> WHAT THE TASK REQUIRES: Retrieve every line of the data holding the word "风林火山".

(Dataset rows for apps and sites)
########################################

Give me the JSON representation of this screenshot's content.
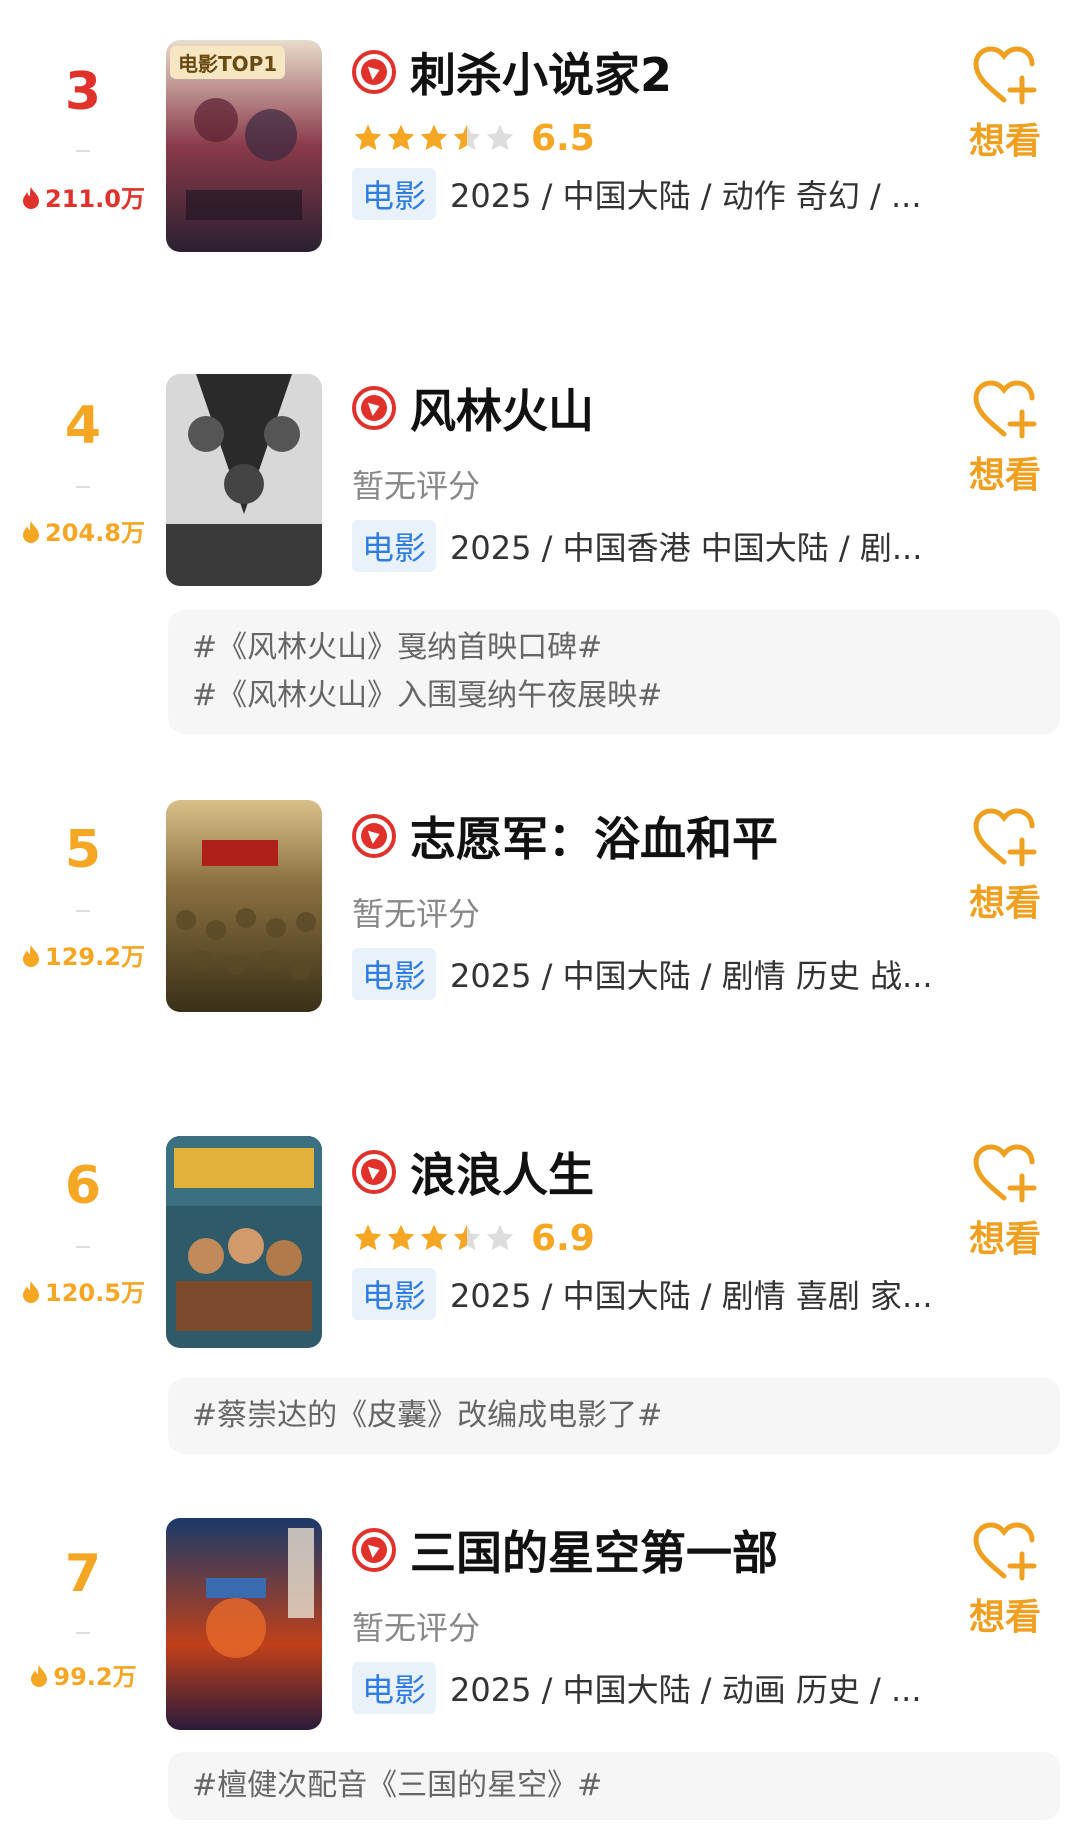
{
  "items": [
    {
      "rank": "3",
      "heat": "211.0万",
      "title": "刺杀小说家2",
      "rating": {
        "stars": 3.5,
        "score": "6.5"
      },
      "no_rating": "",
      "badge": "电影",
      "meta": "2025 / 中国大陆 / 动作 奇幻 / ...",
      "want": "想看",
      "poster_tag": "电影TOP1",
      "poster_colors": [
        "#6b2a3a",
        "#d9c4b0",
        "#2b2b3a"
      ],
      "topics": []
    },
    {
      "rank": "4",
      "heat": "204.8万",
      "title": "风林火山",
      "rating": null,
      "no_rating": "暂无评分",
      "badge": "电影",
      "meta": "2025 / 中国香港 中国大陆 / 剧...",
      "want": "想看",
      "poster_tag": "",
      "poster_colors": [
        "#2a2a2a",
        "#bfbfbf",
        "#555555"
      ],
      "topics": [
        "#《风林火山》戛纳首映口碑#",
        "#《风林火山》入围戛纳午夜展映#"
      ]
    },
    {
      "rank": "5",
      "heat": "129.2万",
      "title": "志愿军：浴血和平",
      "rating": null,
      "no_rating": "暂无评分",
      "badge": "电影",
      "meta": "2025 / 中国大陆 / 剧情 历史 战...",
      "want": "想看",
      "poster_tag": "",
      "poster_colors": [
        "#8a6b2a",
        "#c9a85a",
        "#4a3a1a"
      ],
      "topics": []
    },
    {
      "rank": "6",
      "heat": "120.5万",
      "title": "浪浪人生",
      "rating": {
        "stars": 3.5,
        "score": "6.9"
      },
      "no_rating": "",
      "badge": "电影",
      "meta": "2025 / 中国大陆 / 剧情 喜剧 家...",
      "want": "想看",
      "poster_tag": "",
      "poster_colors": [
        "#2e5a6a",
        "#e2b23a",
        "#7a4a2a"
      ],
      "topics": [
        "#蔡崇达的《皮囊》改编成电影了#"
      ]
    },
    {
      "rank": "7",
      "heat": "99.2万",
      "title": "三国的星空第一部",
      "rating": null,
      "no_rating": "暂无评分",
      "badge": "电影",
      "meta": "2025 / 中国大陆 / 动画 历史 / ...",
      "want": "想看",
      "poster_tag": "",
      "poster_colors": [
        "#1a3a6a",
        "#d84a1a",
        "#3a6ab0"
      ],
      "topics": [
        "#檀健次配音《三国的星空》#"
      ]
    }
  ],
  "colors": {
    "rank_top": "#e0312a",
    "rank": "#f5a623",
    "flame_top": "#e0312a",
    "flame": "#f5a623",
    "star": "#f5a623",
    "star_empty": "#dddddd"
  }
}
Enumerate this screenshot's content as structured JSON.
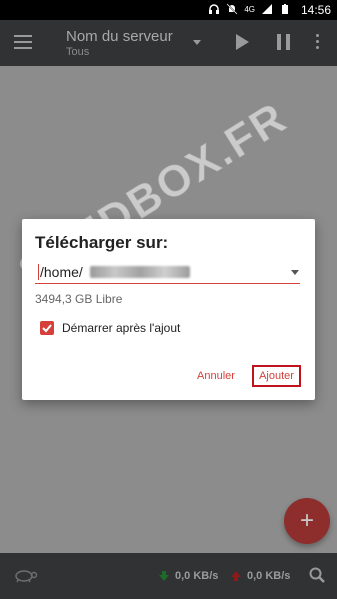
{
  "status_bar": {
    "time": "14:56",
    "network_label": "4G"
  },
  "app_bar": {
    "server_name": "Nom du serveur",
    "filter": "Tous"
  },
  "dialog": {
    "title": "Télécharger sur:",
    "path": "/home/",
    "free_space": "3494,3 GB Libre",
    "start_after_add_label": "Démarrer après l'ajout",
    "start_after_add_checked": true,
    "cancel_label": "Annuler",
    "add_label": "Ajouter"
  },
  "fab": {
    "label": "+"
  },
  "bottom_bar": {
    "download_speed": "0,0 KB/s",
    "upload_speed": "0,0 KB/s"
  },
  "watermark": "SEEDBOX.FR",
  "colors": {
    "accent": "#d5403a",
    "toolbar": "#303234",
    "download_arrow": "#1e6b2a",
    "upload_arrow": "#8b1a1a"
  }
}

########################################

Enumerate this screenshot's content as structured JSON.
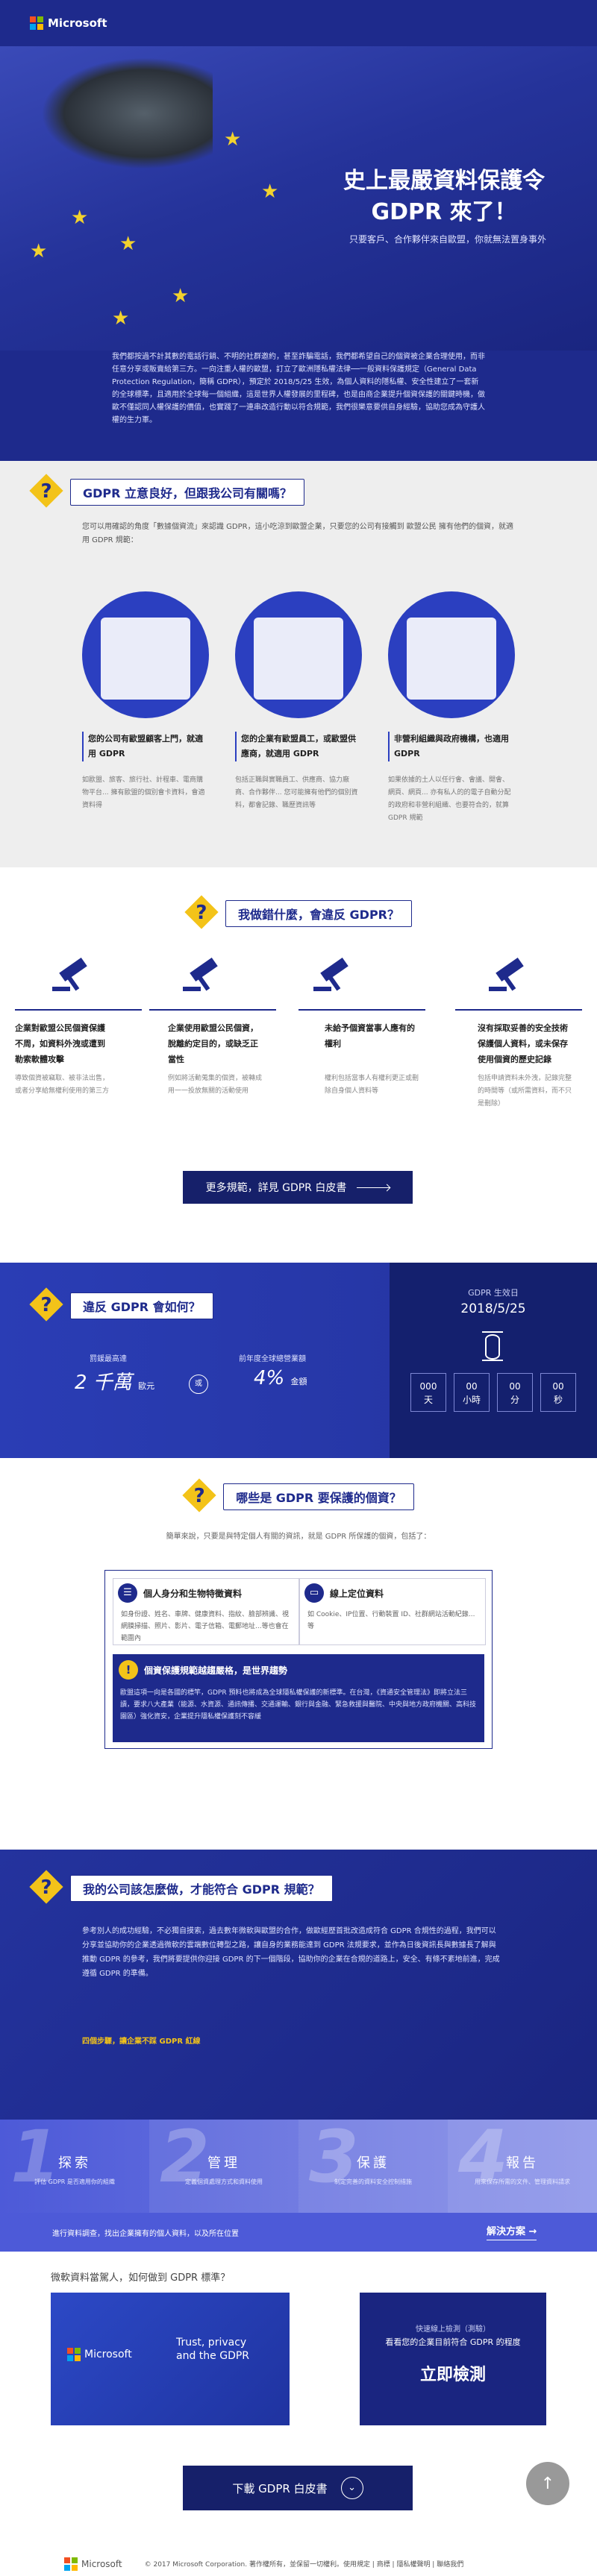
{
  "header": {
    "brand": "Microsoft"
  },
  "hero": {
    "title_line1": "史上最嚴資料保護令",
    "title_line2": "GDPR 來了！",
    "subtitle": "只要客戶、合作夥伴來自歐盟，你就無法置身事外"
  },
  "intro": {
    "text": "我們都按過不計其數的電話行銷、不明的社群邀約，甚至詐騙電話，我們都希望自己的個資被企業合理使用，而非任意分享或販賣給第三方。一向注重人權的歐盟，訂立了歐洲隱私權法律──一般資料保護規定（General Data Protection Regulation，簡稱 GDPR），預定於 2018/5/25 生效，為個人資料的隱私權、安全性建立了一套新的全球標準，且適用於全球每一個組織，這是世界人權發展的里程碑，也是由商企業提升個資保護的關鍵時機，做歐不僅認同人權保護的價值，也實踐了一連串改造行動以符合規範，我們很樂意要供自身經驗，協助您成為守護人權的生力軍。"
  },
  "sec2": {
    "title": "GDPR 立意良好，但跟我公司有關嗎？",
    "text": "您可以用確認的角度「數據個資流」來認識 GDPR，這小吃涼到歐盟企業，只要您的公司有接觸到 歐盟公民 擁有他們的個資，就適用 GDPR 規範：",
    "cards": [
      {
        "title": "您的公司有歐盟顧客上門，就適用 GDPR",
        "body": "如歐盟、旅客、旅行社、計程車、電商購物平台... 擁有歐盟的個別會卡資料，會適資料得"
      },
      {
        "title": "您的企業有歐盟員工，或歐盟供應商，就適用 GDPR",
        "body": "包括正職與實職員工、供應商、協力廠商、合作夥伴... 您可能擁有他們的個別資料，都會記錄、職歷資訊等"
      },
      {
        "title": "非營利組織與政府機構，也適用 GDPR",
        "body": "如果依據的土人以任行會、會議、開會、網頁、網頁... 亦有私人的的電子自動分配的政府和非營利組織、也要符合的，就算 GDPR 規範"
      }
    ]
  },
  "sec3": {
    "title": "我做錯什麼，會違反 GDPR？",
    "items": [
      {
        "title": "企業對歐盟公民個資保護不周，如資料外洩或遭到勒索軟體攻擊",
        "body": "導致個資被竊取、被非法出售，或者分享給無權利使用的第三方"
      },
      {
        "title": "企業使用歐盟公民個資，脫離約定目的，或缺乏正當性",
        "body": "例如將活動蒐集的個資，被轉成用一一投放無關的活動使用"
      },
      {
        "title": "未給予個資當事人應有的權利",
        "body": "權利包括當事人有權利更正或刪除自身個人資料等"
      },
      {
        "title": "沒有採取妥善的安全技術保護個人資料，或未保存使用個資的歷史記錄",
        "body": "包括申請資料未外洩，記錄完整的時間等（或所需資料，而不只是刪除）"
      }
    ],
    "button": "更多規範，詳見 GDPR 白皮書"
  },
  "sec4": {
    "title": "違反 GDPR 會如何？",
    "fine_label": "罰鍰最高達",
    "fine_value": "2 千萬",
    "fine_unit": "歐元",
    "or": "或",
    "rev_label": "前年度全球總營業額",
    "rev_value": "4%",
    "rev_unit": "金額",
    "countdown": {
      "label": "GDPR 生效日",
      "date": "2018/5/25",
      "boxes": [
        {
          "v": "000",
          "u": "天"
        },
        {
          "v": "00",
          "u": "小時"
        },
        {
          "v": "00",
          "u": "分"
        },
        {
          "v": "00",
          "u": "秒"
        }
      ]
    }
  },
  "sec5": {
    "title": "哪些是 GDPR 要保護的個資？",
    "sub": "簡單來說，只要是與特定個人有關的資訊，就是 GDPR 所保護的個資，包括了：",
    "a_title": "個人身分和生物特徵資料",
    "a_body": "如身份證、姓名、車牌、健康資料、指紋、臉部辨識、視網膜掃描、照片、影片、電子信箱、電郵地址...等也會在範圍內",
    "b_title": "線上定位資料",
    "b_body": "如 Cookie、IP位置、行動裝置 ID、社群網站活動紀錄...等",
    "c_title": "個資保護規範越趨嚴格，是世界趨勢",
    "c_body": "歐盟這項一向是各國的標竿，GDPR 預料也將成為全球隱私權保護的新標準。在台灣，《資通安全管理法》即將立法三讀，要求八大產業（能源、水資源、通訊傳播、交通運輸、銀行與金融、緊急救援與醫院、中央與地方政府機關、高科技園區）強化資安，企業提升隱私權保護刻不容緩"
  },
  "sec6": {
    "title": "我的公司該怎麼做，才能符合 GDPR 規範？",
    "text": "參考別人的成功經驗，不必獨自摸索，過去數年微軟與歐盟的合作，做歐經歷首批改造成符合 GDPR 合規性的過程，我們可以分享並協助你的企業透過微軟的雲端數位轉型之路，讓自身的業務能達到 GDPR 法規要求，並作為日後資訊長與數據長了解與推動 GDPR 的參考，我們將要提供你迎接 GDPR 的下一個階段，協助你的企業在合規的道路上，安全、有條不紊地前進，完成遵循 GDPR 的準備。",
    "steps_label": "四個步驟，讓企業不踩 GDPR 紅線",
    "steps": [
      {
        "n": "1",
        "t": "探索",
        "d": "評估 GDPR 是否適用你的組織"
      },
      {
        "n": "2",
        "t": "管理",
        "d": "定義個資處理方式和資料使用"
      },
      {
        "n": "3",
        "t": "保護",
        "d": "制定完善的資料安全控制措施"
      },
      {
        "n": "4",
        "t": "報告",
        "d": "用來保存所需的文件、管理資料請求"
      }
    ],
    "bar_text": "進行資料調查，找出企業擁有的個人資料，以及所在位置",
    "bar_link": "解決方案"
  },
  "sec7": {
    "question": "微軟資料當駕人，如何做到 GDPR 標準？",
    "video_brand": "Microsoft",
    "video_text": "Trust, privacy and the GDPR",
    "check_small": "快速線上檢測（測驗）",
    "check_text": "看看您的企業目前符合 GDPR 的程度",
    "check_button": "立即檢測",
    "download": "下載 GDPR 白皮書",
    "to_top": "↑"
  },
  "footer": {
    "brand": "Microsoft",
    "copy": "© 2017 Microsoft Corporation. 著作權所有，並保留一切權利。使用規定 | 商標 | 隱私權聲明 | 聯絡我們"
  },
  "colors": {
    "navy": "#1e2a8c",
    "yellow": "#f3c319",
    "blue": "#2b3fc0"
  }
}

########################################

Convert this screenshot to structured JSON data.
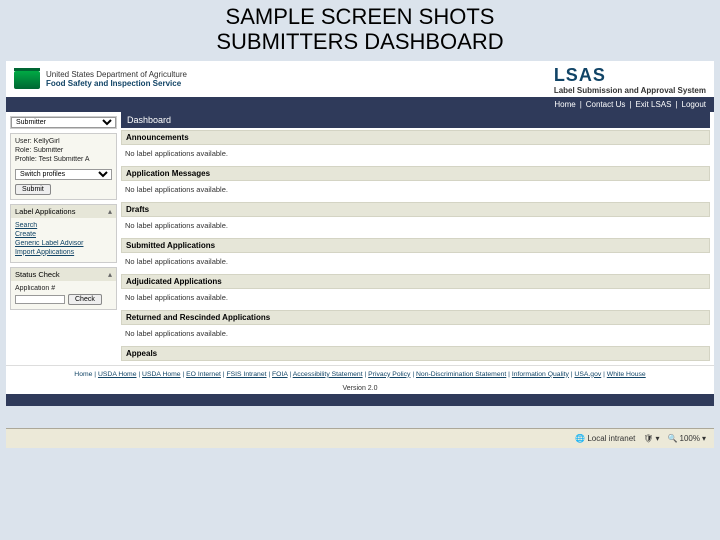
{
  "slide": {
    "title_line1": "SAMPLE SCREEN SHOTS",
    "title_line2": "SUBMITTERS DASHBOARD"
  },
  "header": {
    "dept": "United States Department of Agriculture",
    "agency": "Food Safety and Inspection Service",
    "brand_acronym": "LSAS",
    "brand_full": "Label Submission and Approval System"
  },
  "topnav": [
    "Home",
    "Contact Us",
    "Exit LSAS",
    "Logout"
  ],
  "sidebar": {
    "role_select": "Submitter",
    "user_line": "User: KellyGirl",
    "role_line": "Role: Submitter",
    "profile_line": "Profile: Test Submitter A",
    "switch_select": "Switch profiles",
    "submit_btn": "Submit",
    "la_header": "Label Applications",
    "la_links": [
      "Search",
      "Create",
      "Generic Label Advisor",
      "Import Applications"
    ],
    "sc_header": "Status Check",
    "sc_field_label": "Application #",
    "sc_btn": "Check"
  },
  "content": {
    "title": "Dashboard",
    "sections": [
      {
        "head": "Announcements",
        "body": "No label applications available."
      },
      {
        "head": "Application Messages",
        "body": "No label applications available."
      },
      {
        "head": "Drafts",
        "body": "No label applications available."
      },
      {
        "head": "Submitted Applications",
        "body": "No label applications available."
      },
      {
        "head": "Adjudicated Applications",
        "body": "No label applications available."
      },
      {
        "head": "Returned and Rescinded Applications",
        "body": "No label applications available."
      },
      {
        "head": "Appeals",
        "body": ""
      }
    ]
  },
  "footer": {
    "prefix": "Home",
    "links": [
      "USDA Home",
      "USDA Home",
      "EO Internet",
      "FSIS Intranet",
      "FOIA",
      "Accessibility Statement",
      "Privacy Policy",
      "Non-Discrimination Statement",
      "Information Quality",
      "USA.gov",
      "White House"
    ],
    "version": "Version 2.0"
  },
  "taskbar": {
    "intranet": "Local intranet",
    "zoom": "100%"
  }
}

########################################

> EXPECTED ANSWER:
      "title": "风林火山",
        "#《风林火山》戛纳首映口碑#",
        "#《风林火山》入围戛纳午夜展映#"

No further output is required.